At such a rate, I predict humans will have extra thumbs in 150 years from 29 June, 2007.
From ultrasound scans, I have been told that I have THREE kidneys, which although unusual is not unknown. What genetic advantage does this give ME? Well, one thing, is that I can, apparently, process alcohol more efficiently. I once drank a full bottle of whisky in an evening with NO noticeable ill effects whatsoever. Even when I do drink too much too fast, any effects disappear very rapidly. I've only ever had one hangover, and that was from mixing the grain and the grape, brandy and whisky combined, and in my early youth, one event that got me 'paralytic' and that took about a litre of mixed spirits, within a couple of hours, but no hangover! My paternal grandfather died from cirrhosis, so maybe that triggered my genetics to improve my alcohol processing. Who Knows? It's been shown, that in a Finnish village that suffered a famine, the grandchildren, and onwards still showed the effects in their genome 'tabs'. 'Tabs' (my term) are bits that used to be regarded as 'junk' until research and intelligence proved otherwise. I think the human body is far more complex than even most researchers realise, and the return of a past characteristic, is probably due to unnoticed environmental factors. After all, life has had hundreds of millions of years to develop. Human research into it, only maybe thousand or so.

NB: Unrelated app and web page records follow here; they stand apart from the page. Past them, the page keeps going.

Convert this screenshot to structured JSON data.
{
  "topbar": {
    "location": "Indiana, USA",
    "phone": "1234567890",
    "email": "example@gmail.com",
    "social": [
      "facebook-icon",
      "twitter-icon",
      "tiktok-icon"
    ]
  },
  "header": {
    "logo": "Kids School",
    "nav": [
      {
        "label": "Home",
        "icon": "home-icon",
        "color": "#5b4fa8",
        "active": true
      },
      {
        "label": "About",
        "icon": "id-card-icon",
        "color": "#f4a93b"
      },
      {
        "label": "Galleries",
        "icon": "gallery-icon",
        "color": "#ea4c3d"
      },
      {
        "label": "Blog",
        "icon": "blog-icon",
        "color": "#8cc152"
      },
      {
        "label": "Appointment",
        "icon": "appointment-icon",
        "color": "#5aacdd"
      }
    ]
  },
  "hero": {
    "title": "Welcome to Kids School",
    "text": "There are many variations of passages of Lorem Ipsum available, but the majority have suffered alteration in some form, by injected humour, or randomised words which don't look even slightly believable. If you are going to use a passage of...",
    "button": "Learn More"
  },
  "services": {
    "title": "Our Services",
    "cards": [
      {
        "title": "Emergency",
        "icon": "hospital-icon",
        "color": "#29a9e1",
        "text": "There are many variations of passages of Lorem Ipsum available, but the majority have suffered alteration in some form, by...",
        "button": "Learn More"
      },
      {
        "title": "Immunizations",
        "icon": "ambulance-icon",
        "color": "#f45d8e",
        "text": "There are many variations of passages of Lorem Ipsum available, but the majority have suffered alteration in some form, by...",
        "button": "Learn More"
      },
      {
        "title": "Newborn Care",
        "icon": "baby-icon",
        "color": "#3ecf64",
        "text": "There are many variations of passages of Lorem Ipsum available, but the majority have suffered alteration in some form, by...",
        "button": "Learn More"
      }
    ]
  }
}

When an animal is domesticated, youthful traits tend to persist throughout its life. People use breeding selection to domesticate animals and we are doing the same, not so much by deliberate and controvercial ideas like eugenics, but we do it, nevertheless, unintentionally, by creating environments where people are more (or less) likely to procreate, based on variouis inherited traits. People who mature quickly and completely are more likely to think for themselves and cause trouble, which is discouraged in the "rat-race". People are encouraged to try to be as young as you can be for as long as you can at the expense of needed maturation. Then there's Hollywood's obsession with "little girls". Yea, there's a eugenics program going on, implemented by a mob of people and companies, not so much with any central control....taming the sheeple.